##### DATASET EXCERPTS #####
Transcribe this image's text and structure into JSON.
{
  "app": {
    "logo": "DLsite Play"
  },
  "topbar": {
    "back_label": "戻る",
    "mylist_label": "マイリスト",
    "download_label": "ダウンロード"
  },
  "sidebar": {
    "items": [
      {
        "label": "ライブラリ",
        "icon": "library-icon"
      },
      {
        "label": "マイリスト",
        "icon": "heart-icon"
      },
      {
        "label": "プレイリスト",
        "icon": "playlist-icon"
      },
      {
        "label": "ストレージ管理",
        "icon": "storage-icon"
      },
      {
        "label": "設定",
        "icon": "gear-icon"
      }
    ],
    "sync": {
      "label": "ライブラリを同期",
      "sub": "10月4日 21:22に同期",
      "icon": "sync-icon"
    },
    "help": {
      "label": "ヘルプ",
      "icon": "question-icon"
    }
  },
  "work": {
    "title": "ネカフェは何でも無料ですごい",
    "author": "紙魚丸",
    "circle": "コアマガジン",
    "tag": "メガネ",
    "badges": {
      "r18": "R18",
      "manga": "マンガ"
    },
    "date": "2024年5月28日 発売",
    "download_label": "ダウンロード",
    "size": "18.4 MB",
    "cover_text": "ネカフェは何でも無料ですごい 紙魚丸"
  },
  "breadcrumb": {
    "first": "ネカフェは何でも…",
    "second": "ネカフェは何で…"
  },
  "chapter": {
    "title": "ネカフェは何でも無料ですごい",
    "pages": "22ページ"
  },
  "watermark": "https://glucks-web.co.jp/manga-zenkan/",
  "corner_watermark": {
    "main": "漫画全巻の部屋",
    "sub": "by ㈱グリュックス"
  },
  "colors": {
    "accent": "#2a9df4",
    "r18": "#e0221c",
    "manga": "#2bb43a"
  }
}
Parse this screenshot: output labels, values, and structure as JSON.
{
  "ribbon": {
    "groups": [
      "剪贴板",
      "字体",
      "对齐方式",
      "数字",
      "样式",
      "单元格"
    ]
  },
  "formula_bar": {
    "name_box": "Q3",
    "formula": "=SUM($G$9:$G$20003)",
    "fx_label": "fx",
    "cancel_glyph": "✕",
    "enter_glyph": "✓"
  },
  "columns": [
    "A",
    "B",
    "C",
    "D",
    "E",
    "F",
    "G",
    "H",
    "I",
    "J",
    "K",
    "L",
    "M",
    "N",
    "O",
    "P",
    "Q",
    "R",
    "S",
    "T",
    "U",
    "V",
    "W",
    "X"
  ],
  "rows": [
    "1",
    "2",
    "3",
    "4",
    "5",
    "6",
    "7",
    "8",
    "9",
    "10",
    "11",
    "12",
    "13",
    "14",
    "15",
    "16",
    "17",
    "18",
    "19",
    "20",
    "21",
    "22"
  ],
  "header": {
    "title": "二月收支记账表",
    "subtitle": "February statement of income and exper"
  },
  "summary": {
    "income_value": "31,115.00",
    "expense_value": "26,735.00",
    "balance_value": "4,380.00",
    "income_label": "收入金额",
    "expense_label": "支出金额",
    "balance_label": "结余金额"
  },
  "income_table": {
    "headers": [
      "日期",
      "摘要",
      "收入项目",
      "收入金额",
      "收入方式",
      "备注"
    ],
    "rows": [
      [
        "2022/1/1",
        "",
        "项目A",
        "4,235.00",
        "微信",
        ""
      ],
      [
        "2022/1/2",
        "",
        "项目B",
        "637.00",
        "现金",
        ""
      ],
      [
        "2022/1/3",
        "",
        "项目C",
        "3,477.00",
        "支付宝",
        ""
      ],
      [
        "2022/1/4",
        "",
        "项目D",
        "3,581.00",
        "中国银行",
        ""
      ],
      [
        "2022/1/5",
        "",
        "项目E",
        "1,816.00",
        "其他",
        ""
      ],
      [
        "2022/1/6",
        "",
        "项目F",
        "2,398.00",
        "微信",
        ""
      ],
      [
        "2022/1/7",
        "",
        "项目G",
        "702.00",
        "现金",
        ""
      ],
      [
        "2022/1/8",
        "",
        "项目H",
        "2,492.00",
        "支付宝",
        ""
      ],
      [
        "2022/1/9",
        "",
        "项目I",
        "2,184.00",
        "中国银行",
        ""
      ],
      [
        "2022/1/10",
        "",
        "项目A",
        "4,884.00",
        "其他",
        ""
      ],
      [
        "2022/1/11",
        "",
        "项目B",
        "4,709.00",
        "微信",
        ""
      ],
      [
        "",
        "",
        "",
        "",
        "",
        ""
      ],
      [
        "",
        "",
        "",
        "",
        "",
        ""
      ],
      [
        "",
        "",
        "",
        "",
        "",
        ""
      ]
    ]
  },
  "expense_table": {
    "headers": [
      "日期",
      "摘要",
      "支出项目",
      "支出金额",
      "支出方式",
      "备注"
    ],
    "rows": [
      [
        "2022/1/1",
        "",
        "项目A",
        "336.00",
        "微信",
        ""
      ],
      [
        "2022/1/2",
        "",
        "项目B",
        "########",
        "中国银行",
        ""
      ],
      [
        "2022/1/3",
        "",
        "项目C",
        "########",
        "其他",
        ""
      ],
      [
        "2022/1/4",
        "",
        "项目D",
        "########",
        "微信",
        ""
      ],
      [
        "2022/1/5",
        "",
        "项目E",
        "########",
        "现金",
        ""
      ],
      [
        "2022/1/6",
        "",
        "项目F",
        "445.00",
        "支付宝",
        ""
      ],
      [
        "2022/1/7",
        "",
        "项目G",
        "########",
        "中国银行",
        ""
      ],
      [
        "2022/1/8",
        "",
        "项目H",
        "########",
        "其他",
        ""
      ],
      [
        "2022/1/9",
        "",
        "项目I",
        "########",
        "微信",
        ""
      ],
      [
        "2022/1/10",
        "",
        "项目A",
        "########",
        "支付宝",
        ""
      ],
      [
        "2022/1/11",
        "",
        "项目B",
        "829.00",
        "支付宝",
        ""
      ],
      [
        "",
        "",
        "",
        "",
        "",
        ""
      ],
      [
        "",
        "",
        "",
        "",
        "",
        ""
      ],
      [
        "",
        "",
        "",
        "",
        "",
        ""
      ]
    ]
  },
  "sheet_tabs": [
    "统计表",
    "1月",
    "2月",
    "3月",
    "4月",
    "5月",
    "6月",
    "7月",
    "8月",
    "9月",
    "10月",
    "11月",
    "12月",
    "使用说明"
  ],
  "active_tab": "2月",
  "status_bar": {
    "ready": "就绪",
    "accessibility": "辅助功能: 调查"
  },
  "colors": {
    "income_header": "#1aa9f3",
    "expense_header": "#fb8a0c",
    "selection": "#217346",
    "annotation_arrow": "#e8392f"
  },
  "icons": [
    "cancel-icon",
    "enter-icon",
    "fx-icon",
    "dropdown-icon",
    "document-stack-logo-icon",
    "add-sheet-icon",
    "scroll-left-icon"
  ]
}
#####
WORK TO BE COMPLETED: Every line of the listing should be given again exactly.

REPLY TO THE TASK:
Transcribe this image's text and structure into JSON.
{
  "app": {
    "logo": "DLsite Play"
  },
  "topbar": {
    "back_label": "戻る",
    "mylist_label": "マイリスト",
    "download_label": "ダウンロード"
  },
  "sidebar": {
    "items": [
      {
        "label": "ライブラリ",
        "icon": "library-icon"
      },
      {
        "label": "マイリスト",
        "icon": "heart-icon"
      },
      {
        "label": "プレイリスト",
        "icon": "playlist-icon"
      },
      {
        "label": "ストレージ管理",
        "icon": "storage-icon"
      },
      {
        "label": "設定",
        "icon": "gear-icon"
      }
    ],
    "sync": {
      "label": "ライブラリを同期",
      "sub": "10月4日 21:22に同期",
      "icon": "sync-icon"
    },
    "help": {
      "label": "ヘルプ",
      "icon": "question-icon"
    }
  },
  "work": {
    "title": "ネカフェは何でも無料ですごい",
    "author": "紙魚丸",
    "circle": "コアマガジン",
    "tag": "メガネ",
    "badges": {
      "r18": "R18",
      "manga": "マンガ"
    },
    "date": "2024年5月28日 発売",
    "download_label": "ダウンロード",
    "size": "18.4 MB",
    "cover_text": "ネカフェは何でも無料ですごい 紙魚丸"
  },
  "breadcrumb": {
    "first": "ネカフェは何でも…",
    "second": "ネカフェは何で…"
  },
  "chapter": {
    "title": "ネカフェは何でも無料ですごい",
    "pages": "22ページ"
  },
  "watermark": "https://glucks-web.co.jp/manga-zenkan/",
  "corner_watermark": {
    "main": "漫画全巻の部屋",
    "sub": "by ㈱グリュックス"
  },
  "colors": {
    "accent": "#2a9df4",
    "r18": "#e0221c",
    "manga": "#2bb43a"
  }
}
Parse this screenshot: output labels, values, and structure as JSON.
{
  "ribbon": {
    "groups": [
      "剪贴板",
      "字体",
      "对齐方式",
      "数字",
      "样式",
      "单元格"
    ]
  },
  "formula_bar": {
    "name_box": "Q3",
    "formula": "=SUM($G$9:$G$20003)",
    "fx_label": "fx",
    "cancel_glyph": "✕",
    "enter_glyph": "✓"
  },
  "columns": [
    "A",
    "B",
    "C",
    "D",
    "E",
    "F",
    "G",
    "H",
    "I",
    "J",
    "K",
    "L",
    "M",
    "N",
    "O",
    "P",
    "Q",
    "R",
    "S",
    "T",
    "U",
    "V",
    "W",
    "X"
  ],
  "rows": [
    "1",
    "2",
    "3",
    "4",
    "5",
    "6",
    "7",
    "8",
    "9",
    "10",
    "11",
    "12",
    "13",
    "14",
    "15",
    "16",
    "17",
    "18",
    "19",
    "20",
    "21",
    "22"
  ],
  "header": {
    "title": "二月收支记账表",
    "subtitle": "February statement of income and exper"
  },
  "summary": {
    "income_value": "31,115.00",
    "expense_value": "26,735.00",
    "balance_value": "4,380.00",
    "income_label": "收入金额",
    "expense_label": "支出金额",
    "balance_label": "结余金额"
  },
  "income_table": {
    "headers": [
      "日期",
      "摘要",
      "收入项目",
      "收入金额",
      "收入方式",
      "备注"
    ],
    "rows": [
      [
        "2022/1/1",
        "",
        "项目A",
        "4,235.00",
        "微信",
        ""
      ],
      [
        "2022/1/2",
        "",
        "项目B",
        "637.00",
        "现金",
        ""
      ],
      [
        "2022/1/3",
        "",
        "项目C",
        "3,477.00",
        "支付宝",
        ""
      ],
      [
        "2022/1/4",
        "",
        "项目D",
        "3,581.00",
        "中国银行",
        ""
      ],
      [
        "2022/1/5",
        "",
        "项目E",
        "1,816.00",
        "其他",
        ""
      ],
      [
        "2022/1/6",
        "",
        "项目F",
        "2,398.00",
        "微信",
        ""
      ],
      [
        "2022/1/7",
        "",
        "项目G",
        "702.00",
        "现金",
        ""
      ],
      [
        "2022/1/8",
        "",
        "项目H",
        "2,492.00",
        "支付宝",
        ""
      ],
      [
        "2022/1/9",
        "",
        "项目I",
        "2,184.00",
        "中国银行",
        ""
      ],
      [
        "2022/1/10",
        "",
        "项目A",
        "4,884.00",
        "其他",
        ""
      ],
      [
        "2022/1/11",
        "",
        "项目B",
        "4,709.00",
        "微信",
        ""
      ],
      [
        "",
        "",
        "",
        "",
        "",
        ""
      ],
      [
        "",
        "",
        "",
        "",
        "",
        ""
      ],
      [
        "",
        "",
        "",
        "",
        "",
        ""
      ]
    ]
  },
  "expense_table": {
    "headers": [
      "日期",
      "摘要",
      "支出项目",
      "支出金额",
      "支出方式",
      "备注"
    ],
    "rows": [
      [
        "2022/1/1",
        "",
        "项目A",
        "336.00",
        "微信",
        ""
      ],
      [
        "2022/1/2",
        "",
        "项目B",
        "########",
        "中国银行",
        ""
      ],
      [
        "2022/1/3",
        "",
        "项目C",
        "########",
        "其他",
        ""
      ],
      [
        "2022/1/4",
        "",
        "项目D",
        "########",
        "微信",
        ""
      ],
      [
        "2022/1/5",
        "",
        "项目E",
        "########",
        "现金",
        ""
      ],
      [
        "2022/1/6",
        "",
        "项目F",
        "445.00",
        "支付宝",
        ""
      ],
      [
        "2022/1/7",
        "",
        "项目G",
        "########",
        "中国银行",
        ""
      ],
      [
        "2022/1/8",
        "",
        "项目H",
        "########",
        "其他",
        ""
      ],
      [
        "2022/1/9",
        "",
        "项目I",
        "########",
        "微信",
        ""
      ],
      [
        "2022/1/10",
        "",
        "项目A",
        "########",
        "支付宝",
        ""
      ],
      [
        "2022/1/11",
        "",
        "项目B",
        "829.00",
        "支付宝",
        ""
      ],
      [
        "",
        "",
        "",
        "",
        "",
        ""
      ],
      [
        "",
        "",
        "",
        "",
        "",
        ""
      ],
      [
        "",
        "",
        "",
        "",
        "",
        ""
      ]
    ]
  },
  "sheet_tabs": [
    "统计表",
    "1月",
    "2月",
    "3月",
    "4月",
    "5月",
    "6月",
    "7月",
    "8月",
    "9月",
    "10月",
    "11月",
    "12月",
    "使用说明"
  ],
  "active_tab": "2月",
  "status_bar": {
    "ready": "就绪",
    "accessibility": "辅助功能: 调查"
  },
  "colors": {
    "income_header": "#1aa9f3",
    "expense_header": "#fb8a0c",
    "selection": "#217346",
    "annotation_arrow": "#e8392f"
  },
  "icons": [
    "cancel-icon",
    "enter-icon",
    "fx-icon",
    "dropdown-icon",
    "document-stack-logo-icon",
    "add-sheet-icon",
    "scroll-left-icon"
  ]
}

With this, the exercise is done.